> **Your objective**
Report all lines from the entries below in which "Estimated" appears.

> **Information shown**
'''

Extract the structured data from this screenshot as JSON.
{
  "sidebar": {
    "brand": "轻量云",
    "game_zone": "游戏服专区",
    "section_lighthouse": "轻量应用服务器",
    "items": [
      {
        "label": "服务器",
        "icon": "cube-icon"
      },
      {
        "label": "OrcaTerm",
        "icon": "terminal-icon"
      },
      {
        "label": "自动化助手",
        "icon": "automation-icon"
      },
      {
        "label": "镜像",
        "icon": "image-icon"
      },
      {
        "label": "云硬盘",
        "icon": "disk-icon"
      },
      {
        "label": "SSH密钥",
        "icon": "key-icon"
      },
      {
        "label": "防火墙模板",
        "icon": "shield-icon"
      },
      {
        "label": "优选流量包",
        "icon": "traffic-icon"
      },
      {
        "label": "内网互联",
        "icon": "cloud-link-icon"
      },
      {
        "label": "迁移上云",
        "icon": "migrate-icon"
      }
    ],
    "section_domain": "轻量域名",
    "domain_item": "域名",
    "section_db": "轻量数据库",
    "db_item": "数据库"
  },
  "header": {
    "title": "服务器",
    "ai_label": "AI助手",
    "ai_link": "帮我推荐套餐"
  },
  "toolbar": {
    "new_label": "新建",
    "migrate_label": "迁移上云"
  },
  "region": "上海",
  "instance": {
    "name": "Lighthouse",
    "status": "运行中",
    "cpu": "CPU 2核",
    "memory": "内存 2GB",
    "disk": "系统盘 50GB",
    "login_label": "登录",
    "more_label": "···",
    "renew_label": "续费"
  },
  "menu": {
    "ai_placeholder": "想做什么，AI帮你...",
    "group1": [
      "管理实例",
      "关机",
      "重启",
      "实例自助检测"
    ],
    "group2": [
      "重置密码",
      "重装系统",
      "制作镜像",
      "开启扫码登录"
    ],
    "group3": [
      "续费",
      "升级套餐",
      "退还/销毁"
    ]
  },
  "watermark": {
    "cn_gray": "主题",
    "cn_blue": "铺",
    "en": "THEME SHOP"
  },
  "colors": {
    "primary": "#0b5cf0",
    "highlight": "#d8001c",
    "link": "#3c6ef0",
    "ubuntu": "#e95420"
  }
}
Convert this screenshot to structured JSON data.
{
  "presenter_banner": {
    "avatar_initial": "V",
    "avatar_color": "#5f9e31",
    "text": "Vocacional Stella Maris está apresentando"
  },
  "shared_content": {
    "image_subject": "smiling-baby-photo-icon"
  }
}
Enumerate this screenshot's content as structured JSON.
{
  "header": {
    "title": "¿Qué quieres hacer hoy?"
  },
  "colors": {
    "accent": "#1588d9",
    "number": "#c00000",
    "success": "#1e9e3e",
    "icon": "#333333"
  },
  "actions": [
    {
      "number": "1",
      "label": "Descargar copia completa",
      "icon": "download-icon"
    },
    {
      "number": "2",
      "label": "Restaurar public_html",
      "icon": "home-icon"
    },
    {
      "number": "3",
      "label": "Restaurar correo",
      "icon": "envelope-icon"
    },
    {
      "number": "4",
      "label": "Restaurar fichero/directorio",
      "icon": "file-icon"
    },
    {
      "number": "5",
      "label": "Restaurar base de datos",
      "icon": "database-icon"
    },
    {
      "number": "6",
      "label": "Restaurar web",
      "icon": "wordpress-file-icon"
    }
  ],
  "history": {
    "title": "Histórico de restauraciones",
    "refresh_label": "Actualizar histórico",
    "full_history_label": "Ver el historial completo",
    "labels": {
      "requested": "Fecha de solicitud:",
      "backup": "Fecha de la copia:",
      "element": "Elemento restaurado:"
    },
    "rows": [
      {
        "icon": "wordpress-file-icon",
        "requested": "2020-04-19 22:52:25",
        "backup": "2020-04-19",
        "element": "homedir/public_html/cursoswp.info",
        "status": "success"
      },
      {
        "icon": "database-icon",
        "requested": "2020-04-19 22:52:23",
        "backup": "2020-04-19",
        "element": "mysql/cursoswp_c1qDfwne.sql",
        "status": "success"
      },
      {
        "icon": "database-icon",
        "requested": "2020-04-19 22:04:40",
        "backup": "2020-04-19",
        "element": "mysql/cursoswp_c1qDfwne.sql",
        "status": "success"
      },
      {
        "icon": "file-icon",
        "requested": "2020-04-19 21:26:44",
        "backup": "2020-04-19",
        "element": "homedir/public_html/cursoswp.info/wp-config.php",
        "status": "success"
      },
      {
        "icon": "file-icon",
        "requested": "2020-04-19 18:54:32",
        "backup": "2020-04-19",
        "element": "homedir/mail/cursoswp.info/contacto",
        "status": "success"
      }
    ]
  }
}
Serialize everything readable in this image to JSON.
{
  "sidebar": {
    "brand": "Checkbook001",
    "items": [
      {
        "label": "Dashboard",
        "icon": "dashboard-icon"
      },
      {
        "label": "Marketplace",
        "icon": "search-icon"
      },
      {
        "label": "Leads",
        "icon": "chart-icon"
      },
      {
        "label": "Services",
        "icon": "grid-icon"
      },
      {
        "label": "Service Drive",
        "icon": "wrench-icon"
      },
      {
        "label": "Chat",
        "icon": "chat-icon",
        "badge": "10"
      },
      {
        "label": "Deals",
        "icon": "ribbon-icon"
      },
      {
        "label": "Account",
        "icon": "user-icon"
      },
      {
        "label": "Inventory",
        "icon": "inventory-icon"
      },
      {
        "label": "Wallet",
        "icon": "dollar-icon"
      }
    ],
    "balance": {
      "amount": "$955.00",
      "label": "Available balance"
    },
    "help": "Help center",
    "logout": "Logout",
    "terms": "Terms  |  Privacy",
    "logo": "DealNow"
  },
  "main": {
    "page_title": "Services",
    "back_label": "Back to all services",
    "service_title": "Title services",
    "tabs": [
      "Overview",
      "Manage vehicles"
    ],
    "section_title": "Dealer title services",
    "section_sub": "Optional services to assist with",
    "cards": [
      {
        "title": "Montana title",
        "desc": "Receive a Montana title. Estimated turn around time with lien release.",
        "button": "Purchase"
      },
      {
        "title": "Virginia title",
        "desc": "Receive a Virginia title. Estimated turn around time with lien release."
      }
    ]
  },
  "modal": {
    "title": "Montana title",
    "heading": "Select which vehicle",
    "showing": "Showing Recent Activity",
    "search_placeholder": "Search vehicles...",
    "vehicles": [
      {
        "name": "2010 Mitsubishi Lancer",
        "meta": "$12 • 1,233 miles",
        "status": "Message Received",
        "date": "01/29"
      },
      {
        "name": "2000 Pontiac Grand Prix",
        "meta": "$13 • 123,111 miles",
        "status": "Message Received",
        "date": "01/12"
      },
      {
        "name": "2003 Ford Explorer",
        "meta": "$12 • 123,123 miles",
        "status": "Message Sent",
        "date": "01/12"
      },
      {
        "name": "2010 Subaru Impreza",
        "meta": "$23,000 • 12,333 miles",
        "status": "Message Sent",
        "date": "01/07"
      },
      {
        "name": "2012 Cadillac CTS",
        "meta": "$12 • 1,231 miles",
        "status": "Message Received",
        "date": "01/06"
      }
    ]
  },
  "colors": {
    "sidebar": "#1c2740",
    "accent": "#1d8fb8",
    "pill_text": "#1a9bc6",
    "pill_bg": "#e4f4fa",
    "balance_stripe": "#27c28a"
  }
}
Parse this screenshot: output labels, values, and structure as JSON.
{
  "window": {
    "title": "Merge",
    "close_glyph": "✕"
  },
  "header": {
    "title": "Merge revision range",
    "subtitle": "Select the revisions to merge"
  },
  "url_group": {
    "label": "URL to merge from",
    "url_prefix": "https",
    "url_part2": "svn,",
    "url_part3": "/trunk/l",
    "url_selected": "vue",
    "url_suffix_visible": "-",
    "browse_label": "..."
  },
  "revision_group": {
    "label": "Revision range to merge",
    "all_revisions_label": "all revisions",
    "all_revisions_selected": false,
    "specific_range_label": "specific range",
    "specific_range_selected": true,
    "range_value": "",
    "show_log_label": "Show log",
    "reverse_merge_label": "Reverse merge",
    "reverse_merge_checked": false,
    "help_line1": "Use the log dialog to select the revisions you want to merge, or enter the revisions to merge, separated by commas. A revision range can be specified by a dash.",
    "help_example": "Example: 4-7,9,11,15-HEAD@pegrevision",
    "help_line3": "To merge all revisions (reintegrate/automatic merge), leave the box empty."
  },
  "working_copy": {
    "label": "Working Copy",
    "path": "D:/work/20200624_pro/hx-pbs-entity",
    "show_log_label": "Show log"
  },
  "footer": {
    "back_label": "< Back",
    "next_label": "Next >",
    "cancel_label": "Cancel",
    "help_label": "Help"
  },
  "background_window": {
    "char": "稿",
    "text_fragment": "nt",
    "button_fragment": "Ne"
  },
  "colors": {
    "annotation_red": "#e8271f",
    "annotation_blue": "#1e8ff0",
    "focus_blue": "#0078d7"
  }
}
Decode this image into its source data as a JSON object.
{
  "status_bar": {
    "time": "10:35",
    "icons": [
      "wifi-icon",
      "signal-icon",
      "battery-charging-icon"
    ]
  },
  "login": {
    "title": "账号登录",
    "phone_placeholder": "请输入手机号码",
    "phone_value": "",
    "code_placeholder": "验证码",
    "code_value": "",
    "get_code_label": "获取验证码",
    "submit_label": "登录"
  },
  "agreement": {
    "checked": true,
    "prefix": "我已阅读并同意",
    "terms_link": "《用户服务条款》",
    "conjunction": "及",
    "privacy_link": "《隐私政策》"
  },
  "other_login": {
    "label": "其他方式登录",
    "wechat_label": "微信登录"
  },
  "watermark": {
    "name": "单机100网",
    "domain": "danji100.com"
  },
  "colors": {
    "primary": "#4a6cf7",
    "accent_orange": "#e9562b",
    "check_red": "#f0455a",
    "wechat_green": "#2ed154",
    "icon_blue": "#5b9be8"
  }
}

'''

> **Worked solution**
        "desc": "Receive a Montana title. Estimated turn around time with lien release.",
        "desc": "Receive a Virginia title. Estimated turn around time with lien release."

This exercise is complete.